What are Clean Label Certifications?

The Clean Label Project provides certifications for brands by testing products for purity and verifying items are safe according to the California Office of Environmental Health and Hazard Assessment’s (OEHHA) Proposition 65. As there is no federal law that governs clean labels, the use of Proposition 65 enables the Clean Label Project to create benchmarks for chemicals of concern such as heavy metals, residues, plasticizers, and pesticides. Brands can request testing of their products from the Clean Label Project and receive a certification if they comply with the requirements. Categories of products include food, beverages, baby, health and fitness, as well as personal care and pet foods. 

Although other certification bodies exist, the Clean Label Project continues to develop new standards and runs information campaigns to educate consumers. Their Coming Clean Project hosts regular podcasts that interview leaders in the food industry and experts about so-called “forever chemicals” like poly fluoroalkyl substances (PFAS). This is important because:

  • These chemicals are common in industrial applications and are now present at elevated levels in food and the environment
  • Continued exposure to these chemicals can lead to harmful effects on humans and animals
  • The EPA continues to study thousands of different PFAS compounds to determine their effects on human and animal health

Four types of PFAS compounds that should not be present in clean label foods

Image Courtesy of C & EN

Features that Make a Clean Label in the Food Industry

Although the FDA provides labeling requirements for prepared foods, there is no standard template for clean labels. Food manufacturers have to follow their own best guess as to how a consumer will view a product’s label and determine if it is clean. There are some general features to consider for designing clean labels to communicate with your customers.
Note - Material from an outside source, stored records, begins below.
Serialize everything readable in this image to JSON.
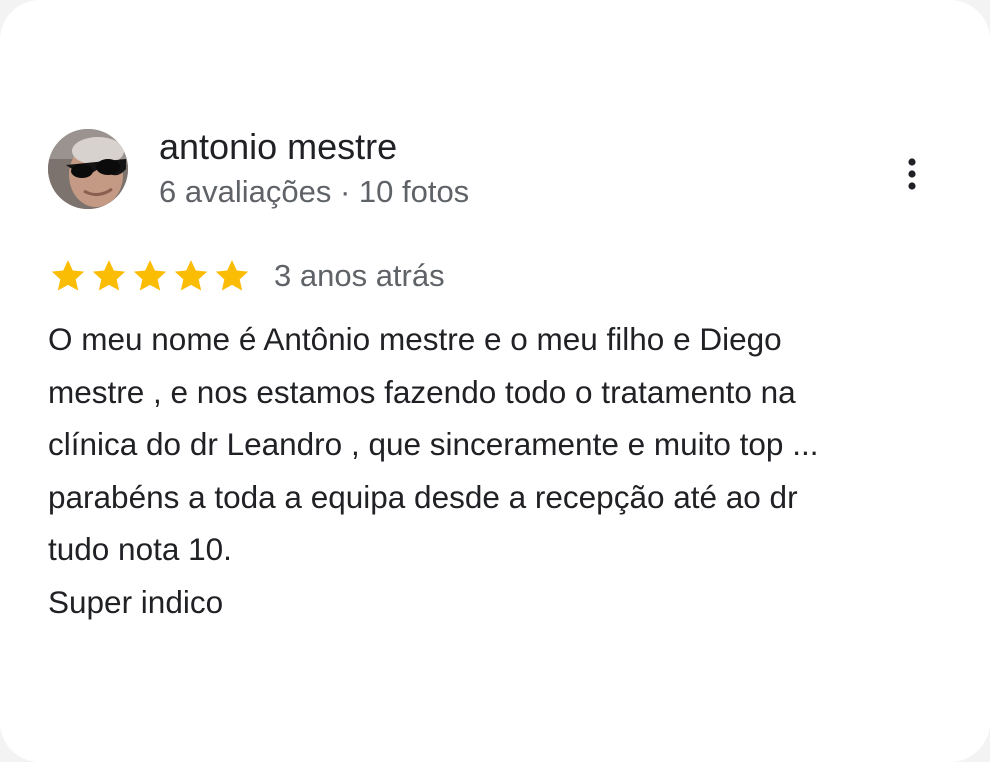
{
  "review": {
    "author": {
      "name": "antonio mestre",
      "meta": "6 avaliações · 10 fotos",
      "avatar_icon": "profile-photo"
    },
    "rating": {
      "stars": 5,
      "max": 5,
      "star_color": "#fbbc04"
    },
    "date": "3 anos atrás",
    "text": "O meu nome é Antônio mestre e o meu filho e Diego\nmestre , e nos estamos fazendo todo o tratamento na\nclínica do dr Leandro , que sinceramente e muito top ...\nparabéns a toda a equipa desde a recepção até ao dr\ntudo nota 10.\nSuper indico",
    "menu_icon": "more-vert-icon"
  }
}
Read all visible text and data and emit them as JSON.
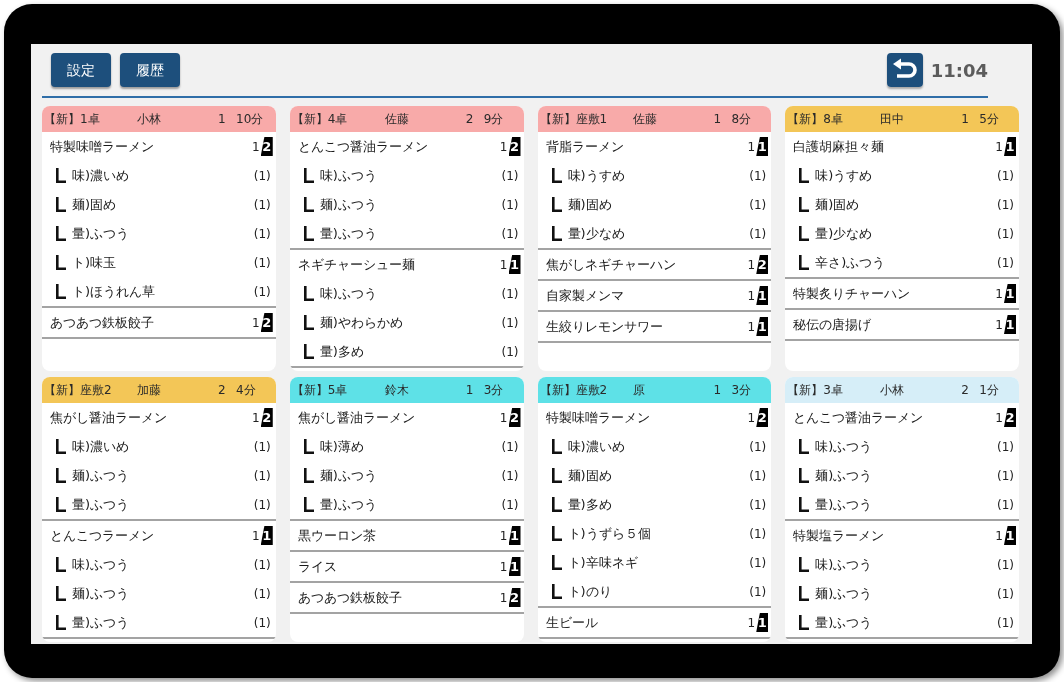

The International Food Information Service (IFIS) lists negative and positive approaches to clean labels. They also recommend not using E-numbers on products and instead naming the compounds such as natural acids and vitamins that are present. 

Additionally, clean labels should:

  • Have a short and simple list of all the ingredients along with any nutritional values using recognizable language
  • Focus on providing absolute transparency by naming all the ingredients and designing see-through packaging for improved trust
  • Use “clean” language that supports claims like “100% Natural” or “Real Fruit” combined with phrases of the chemicals, preservatives, or ingredients that are not present
  • Use symbols and natural images or include any certifications that underpin the quality and purity of the products

Catch Up with the Latest Clean Label and Healthy Food Trends with SIAL America

For brands that want to attract new health-conscious consumers, using clean labels on food is vital to building trust between your products and shoppers. At SIAL America, you can see how the best food and beverage brands in the world are keeping up with consumer demand and succeeding in the constantly evolving, consumer-centric landscape. 

If you would like to keep up with the latest developments in clean labels, register to attend our next event or sign up for our Flavorful newsletter.